1960 OK CR 58
354 P.2d 216
Case Number: A-12877
Decided: 07/13/1960
Oklahoma Court of Criminal Appeals

Appeal from the Court of Common Pleas of Oklahoma County; Carl Traub, Judge.

Elmer Farley, Jr., Plaintiff in Error, was convicted of the misdemeanor of operating a laundry and dry cleaners without a license, and appeals. Reversed and remanded for a new trial.

John T. Edwards, Oklahoma City, for plaintiff in error.

Mac Q. Williamson, Atty. Gen., Lewis A. Wallace, Asst. Atty. Gen., for defendant in error.

NIX, Judge.

¶1 Elmer Farley, Jr., hereinafter referred to as the defendant, was charged by information in the Common Pleas Court of Oklahoma County with operating a laundry and dry cleaning business without a license.

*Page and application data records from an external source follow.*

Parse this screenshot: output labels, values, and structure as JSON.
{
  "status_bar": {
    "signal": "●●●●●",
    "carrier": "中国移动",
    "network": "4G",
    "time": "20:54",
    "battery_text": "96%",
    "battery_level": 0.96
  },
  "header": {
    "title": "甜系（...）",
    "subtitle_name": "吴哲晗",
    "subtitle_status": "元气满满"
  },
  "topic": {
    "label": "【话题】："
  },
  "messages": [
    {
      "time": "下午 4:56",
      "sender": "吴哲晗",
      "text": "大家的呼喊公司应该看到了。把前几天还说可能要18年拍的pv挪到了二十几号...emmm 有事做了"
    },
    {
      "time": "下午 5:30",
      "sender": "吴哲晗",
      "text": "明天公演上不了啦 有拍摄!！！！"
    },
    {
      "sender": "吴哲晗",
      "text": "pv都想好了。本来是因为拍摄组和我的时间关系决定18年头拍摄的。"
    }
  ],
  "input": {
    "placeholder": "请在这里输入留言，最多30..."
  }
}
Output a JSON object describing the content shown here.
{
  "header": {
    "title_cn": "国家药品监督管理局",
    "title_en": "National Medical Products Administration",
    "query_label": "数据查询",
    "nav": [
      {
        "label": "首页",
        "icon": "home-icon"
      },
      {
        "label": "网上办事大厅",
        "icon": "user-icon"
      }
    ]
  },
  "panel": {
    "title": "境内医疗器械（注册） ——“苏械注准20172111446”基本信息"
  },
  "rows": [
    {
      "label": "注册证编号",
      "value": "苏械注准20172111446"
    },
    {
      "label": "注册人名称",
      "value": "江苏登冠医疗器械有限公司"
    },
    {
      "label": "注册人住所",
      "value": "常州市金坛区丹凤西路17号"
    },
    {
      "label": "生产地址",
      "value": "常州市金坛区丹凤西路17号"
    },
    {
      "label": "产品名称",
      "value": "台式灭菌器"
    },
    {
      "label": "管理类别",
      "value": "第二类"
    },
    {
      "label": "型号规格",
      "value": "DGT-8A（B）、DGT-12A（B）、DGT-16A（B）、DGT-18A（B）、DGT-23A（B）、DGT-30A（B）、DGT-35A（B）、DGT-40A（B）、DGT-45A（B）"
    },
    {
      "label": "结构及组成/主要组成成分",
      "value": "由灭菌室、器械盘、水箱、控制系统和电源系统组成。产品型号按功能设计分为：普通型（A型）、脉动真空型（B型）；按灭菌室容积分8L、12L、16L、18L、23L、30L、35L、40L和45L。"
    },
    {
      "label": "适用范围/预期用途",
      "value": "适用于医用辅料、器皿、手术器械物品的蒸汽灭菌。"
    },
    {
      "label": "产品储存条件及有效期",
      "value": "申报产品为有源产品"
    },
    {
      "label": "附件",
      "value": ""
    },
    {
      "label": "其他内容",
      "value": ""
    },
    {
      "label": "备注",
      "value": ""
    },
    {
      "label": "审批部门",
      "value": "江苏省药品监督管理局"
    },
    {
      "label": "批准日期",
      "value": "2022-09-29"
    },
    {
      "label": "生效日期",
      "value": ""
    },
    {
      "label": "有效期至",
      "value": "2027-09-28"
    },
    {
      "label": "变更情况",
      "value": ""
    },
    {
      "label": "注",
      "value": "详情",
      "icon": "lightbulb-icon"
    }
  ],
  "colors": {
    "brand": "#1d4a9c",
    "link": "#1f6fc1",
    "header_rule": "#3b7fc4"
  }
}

He was tried before a jury, found guilty, and sentenced to pay a fine of $30 plus the cost of the action.

¶2 The charging part of the information in said cause reads as follows:

"* * * that is to say, the said defendant, in the county and State aforesaid, and on the day and year aforesaid, then and there being, did then and there wilfully, unlawfully, and wrongfully conduct at 516 S. Dewey, in Oklahoma City, in the said county and state, a laundry and dry cleaners under the name of Farley's Laundry and Cleaners, exhibiting and using title `Farley's Laundry and Cleaners' without having procured from the State of Oklahoma a license to conduct said laundry and dry cleaning business; contrary to the form of the statutes in such cases made and provided and against the peace and dignity of the state of Oklahoma * * *."

To this information the defendant entered his plea of not guilty. Subsequently defendant filed a motion to withdraw his plea for the purpose of filing a motion to quash and set aside the information. The motion was granted. Defendant then by written motion attacked the validity of the information, asserting among other things that the information fails to state facts constituting an offense by the defendant. It shall be unnecessary to encumber this opinion with a discussion of any other contention of error. The court has no legal alternative but to agree with the contention of defendant that the allegations of the information are wholly insufficient. The statute clearly defines `cleaning, dyeing or pressing business' and designates the elements constituting the offense. Title 59 O.S.A. § 741 [59-741] Section C defines it as follows:

"(C) `Cleaning, dyeing and/or pressing business' shall mean the operation of any establishment, plant, office, store or vehicle where dry cleaning, wet cleaning as a process incidental to dry cleaning, dyeing, spotting or finishing any fabric, is performed or rendered for a price or consideration, and where such service is sold, resold, or offered for sale or resale, and shall include the acceptance and transportation of any clothing or other fabric to be cleaned, pressed or dyed, whether such service shall be rendered by the person so accepting or transporting such fabrics or by others."

¶3 It is readily observed that the important element contained in the definition is "for a price or consideration". The information fails to allege by inference or otherwise that defendant conducted said business for price or consideration. No doubt the legislature intended that the price or consideration be the paramount element of the offense. If this were not true every housewife would find herself in violation of the statute by cleaning or pressing apparel for her children or husband. Your writer's wife could have been in direct violation were it not for the provision requiring a price or consideration as an element of the offense. This question has not been before the Court as it effects a violation of the statute as to cleaners and pressers. However, it has been passed on as to other offense. In the case of Morgan v. State, 7 Okl.Cr. 45, 121 P. 1088, this Court said: an indictment charging a person with playing a game of poker, without stating that it was for money or other representative of value, held not to state a public offense.

¶4 Also see Gardner v. State, 10 Okl.Cr. 687, 140 P. 1195.

¶5 This Court is of the opinion that the information failed to allege the elements of an offense and therefore is fatally defective. The court erred in overruling defendant's motion attacking the validity of the information. The judgment and sentence is hereby reversed and the cause remanded for a new trial.

POWELL, P.J., and BRETT, J., concur.